## Exercise
Please return the listing exactly, line for line.

## Records shown
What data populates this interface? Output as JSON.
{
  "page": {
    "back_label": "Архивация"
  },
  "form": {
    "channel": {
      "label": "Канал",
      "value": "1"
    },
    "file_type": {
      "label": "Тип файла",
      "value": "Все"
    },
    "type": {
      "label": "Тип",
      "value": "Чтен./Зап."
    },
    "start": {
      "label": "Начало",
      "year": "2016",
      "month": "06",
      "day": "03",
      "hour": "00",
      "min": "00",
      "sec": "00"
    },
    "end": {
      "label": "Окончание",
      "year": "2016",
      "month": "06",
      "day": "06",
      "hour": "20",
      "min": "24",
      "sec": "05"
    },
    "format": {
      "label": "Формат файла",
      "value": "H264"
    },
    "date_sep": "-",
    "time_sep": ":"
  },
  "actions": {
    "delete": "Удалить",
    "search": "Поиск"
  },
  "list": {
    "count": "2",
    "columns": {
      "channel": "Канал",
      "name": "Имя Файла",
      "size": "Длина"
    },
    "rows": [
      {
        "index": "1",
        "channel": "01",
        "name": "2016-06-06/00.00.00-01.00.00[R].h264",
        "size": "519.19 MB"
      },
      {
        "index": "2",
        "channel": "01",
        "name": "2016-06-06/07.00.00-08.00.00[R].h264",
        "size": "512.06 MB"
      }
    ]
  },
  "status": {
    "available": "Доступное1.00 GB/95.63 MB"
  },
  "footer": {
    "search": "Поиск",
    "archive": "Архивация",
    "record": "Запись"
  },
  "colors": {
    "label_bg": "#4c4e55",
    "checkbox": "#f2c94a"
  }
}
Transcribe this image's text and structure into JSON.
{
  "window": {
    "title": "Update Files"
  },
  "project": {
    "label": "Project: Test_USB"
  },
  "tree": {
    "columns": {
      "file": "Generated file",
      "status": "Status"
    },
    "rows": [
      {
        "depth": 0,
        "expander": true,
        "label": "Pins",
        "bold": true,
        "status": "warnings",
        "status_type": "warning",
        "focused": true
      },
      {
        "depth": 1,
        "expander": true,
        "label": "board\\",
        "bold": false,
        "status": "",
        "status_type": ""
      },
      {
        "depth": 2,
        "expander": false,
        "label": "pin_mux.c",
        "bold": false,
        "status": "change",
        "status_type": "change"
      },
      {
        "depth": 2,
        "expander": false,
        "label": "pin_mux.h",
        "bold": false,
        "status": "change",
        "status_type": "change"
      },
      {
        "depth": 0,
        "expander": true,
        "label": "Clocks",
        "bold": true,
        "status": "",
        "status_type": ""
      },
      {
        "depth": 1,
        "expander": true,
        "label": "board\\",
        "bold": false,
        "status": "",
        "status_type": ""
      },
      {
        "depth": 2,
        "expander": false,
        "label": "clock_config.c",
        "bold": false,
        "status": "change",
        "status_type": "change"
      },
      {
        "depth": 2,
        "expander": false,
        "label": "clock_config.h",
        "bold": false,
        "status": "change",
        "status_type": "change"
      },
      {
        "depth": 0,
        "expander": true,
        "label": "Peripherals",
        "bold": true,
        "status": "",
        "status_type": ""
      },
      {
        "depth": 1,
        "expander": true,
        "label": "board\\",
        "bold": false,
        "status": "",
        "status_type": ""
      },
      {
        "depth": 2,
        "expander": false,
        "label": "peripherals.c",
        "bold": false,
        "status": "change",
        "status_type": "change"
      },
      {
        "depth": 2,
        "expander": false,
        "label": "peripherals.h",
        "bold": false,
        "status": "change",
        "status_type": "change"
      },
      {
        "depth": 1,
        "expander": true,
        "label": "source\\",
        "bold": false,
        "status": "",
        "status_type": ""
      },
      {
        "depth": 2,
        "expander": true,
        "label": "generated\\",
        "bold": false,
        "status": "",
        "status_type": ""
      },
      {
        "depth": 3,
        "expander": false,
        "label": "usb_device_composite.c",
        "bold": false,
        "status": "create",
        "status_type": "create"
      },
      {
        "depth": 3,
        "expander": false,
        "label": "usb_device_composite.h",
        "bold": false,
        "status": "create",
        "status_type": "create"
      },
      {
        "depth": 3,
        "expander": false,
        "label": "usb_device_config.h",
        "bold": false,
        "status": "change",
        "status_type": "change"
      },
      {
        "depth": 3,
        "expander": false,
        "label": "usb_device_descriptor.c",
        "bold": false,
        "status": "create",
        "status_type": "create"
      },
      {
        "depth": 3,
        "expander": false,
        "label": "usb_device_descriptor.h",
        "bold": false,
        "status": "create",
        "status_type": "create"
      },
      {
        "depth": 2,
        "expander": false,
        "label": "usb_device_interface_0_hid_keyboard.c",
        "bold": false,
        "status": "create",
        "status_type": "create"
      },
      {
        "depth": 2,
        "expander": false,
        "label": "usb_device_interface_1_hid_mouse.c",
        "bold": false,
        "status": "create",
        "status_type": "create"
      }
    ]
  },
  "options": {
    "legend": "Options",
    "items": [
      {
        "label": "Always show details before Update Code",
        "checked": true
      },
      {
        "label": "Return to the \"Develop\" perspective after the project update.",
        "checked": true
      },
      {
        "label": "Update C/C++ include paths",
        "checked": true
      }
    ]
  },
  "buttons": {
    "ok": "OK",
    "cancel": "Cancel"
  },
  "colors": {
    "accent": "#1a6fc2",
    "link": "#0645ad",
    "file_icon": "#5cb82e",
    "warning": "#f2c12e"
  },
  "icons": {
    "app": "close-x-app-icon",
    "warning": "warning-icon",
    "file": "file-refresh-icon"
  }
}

## Response box
What data populates this interface? Output as JSON.
{
  "page": {
    "back_label": "Архивация"
  },
  "form": {
    "channel": {
      "label": "Канал",
      "value": "1"
    },
    "file_type": {
      "label": "Тип файла",
      "value": "Все"
    },
    "type": {
      "label": "Тип",
      "value": "Чтен./Зап."
    },
    "start": {
      "label": "Начало",
      "year": "2016",
      "month": "06",
      "day": "03",
      "hour": "00",
      "min": "00",
      "sec": "00"
    },
    "end": {
      "label": "Окончание",
      "year": "2016",
      "month": "06",
      "day": "06",
      "hour": "20",
      "min": "24",
      "sec": "05"
    },
    "format": {
      "label": "Формат файла",
      "value": "H264"
    },
    "date_sep": "-",
    "time_sep": ":"
  },
  "actions": {
    "delete": "Удалить",
    "search": "Поиск"
  },
  "list": {
    "count": "2",
    "columns": {
      "channel": "Канал",
      "name": "Имя Файла",
      "size": "Длина"
    },
    "rows": [
      {
        "index": "1",
        "channel": "01",
        "name": "2016-06-06/00.00.00-01.00.00[R].h264",
        "size": "519.19 MB"
      },
      {
        "index": "2",
        "channel": "01",
        "name": "2016-06-06/07.00.00-08.00.00[R].h264",
        "size": "512.06 MB"
      }
    ]
  },
  "status": {
    "available": "Доступное1.00 GB/95.63 MB"
  },
  "footer": {
    "search": "Поиск",
    "archive": "Архивация",
    "record": "Запись"
  },
  "colors": {
    "label_bg": "#4c4e55",
    "checkbox": "#f2c94a"
  }
}
Transcribe this image's text and structure into JSON.
{
  "window": {
    "title": "Update Files"
  },
  "project": {
    "label": "Project: Test_USB"
  },
  "tree": {
    "columns": {
      "file": "Generated file",
      "status": "Status"
    },
    "rows": [
      {
        "depth": 0,
        "expander": true,
        "label": "Pins",
        "bold": true,
        "status": "warnings",
        "status_type": "warning",
        "focused": true
      },
      {
        "depth": 1,
        "expander": true,
        "label": "board\\",
        "bold": false,
        "status": "",
        "status_type": ""
      },
      {
        "depth": 2,
        "expander": false,
        "label": "pin_mux.c",
        "bold": false,
        "status": "change",
        "status_type": "change"
      },
      {
        "depth": 2,
        "expander": false,
        "label": "pin_mux.h",
        "bold": false,
        "status": "change",
        "status_type": "change"
      },
      {
        "depth": 0,
        "expander": true,
        "label": "Clocks",
        "bold": true,
        "status": "",
        "status_type": ""
      },
      {
        "depth": 1,
        "expander": true,
        "label": "board\\",
        "bold": false,
        "status": "",
        "status_type": ""
      },
      {
        "depth": 2,
        "expander": false,
        "label": "clock_config.c",
        "bold": false,
        "status": "change",
        "status_type": "change"
      },
      {
        "depth": 2,
        "expander": false,
        "label": "clock_config.h",
        "bold": false,
        "status": "change",
        "status_type": "change"
      },
      {
        "depth": 0,
        "expander": true,
        "label": "Peripherals",
        "bold": true,
        "status": "",
        "status_type": ""
      },
      {
        "depth": 1,
        "expander": true,
        "label": "board\\",
        "bold": false,
        "status": "",
        "status_type": ""
      },
      {
        "depth": 2,
        "expander": false,
        "label": "peripherals.c",
        "bold": false,
        "status": "change",
        "status_type": "change"
      },
      {
        "depth": 2,
        "expander": false,
        "label": "peripherals.h",
        "bold": false,
        "status": "change",
        "status_type": "change"
      },
      {
        "depth": 1,
        "expander": true,
        "label": "source\\",
        "bold": false,
        "status": "",
        "status_type": ""
      },
      {
        "depth": 2,
        "expander": true,
        "label": "generated\\",
        "bold": false,
        "status": "",
        "status_type": ""
      },
      {
        "depth": 3,
        "expander": false,
        "label": "usb_device_composite.c",
        "bold": false,
        "status": "create",
        "status_type": "create"
      },
      {
        "depth": 3,
        "expander": false,
        "label": "usb_device_composite.h",
        "bold": false,
        "status": "create",
        "status_type": "create"
      },
      {
        "depth": 3,
        "expander": false,
        "label": "usb_device_config.h",
        "bold": false,
        "status": "change",
        "status_type": "change"
      },
      {
        "depth": 3,
        "expander": false,
        "label": "usb_device_descriptor.c",
        "bold": false,
        "status": "create",
        "status_type": "create"
      },
      {
        "depth": 3,
        "expander": false,
        "label": "usb_device_descriptor.h",
        "bold": false,
        "status": "create",
        "status_type": "create"
      },
      {
        "depth": 2,
        "expander": false,
        "label": "usb_device_interface_0_hid_keyboard.c",
        "bold": false,
        "status": "create",
        "status_type": "create"
      },
      {
        "depth": 2,
        "expander": false,
        "label": "usb_device_interface_1_hid_mouse.c",
        "bold": false,
        "status": "create",
        "status_type": "create"
      }
    ]
  },
  "options": {
    "legend": "Options",
    "items": [
      {
        "label": "Always show details before Update Code",
        "checked": true
      },
      {
        "label": "Return to the \"Develop\" perspective after the project update.",
        "checked": true
      },
      {
        "label": "Update C/C++ include paths",
        "checked": true
      }
    ]
  },
  "buttons": {
    "ok": "OK",
    "cancel": "Cancel"
  },
  "colors": {
    "accent": "#1a6fc2",
    "link": "#0645ad",
    "file_icon": "#5cb82e",
    "warning": "#f2c12e"
  },
  "icons": {
    "app": "close-x-app-icon",
    "warning": "warning-icon",
    "file": "file-refresh-icon"
  }
}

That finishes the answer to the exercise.